Task item: Your task is to filter the data below down to the lines holding "flette".
--------
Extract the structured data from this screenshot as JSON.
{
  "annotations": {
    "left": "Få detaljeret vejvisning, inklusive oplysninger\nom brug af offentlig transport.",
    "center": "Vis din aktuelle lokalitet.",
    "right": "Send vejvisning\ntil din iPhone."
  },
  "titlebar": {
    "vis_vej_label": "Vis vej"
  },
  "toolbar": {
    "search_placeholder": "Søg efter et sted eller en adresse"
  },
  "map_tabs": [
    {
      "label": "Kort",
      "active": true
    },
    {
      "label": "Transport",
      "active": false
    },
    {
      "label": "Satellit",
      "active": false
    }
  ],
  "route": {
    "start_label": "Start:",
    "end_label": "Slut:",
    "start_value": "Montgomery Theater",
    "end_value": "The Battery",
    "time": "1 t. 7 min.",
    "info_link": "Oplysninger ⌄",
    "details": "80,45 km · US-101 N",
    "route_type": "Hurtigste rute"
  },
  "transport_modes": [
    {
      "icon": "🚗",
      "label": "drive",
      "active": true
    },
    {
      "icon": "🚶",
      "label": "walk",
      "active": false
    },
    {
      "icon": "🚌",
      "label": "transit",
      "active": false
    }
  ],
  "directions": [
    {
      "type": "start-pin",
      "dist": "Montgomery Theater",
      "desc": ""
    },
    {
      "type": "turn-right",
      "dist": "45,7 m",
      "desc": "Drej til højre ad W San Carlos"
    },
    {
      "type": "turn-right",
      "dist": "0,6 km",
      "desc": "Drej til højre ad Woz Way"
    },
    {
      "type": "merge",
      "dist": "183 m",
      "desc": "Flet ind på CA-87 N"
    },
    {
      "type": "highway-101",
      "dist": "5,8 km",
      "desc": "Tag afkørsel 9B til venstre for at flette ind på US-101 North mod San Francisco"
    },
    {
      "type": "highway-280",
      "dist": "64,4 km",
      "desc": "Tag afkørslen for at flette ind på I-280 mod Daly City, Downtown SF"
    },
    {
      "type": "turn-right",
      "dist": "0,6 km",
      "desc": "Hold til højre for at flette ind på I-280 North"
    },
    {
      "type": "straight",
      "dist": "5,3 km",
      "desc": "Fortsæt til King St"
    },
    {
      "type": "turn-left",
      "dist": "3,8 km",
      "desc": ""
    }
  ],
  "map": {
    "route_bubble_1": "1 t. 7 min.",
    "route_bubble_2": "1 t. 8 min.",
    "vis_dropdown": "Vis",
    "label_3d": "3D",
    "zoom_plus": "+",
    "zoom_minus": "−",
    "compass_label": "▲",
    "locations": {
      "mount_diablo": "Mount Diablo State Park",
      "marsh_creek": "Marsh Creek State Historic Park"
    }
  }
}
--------
Answer:
      "desc": "Tag afkørsel 9B til venstre for at flette ind på US-101 North mod San Francisco"
      "desc": "Tag afkørslen for at flette ind på I-280 mod Daly City, Downtown SF"
      "desc": "Hold til højre for at flette ind på I-280 North"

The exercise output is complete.